Work to complete
Please report how many lines of the data include the word "Alle", with the number as the entire reply.

-=-=-

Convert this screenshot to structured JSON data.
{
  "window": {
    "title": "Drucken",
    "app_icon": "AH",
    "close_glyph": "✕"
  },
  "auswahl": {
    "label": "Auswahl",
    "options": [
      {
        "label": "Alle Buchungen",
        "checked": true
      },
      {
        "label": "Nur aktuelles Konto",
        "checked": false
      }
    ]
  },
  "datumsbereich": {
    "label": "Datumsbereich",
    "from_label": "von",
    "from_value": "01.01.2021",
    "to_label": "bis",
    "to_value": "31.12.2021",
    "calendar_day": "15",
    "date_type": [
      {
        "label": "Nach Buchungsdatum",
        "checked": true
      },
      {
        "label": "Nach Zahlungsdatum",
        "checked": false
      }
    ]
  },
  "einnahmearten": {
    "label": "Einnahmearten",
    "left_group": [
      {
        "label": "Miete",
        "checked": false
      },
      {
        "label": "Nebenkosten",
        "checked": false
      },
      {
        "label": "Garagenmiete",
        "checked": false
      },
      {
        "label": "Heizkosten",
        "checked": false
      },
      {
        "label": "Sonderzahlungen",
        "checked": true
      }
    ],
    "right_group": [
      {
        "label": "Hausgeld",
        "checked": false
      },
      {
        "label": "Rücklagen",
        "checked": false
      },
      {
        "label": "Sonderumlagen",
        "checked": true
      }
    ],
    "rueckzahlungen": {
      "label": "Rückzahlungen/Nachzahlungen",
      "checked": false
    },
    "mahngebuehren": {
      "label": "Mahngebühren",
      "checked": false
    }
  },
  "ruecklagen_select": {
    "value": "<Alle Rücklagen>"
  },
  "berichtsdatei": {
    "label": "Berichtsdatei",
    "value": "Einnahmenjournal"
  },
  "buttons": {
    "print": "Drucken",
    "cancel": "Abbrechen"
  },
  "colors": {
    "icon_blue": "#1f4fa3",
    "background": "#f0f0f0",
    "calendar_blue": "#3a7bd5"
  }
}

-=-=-

Exercise solution
2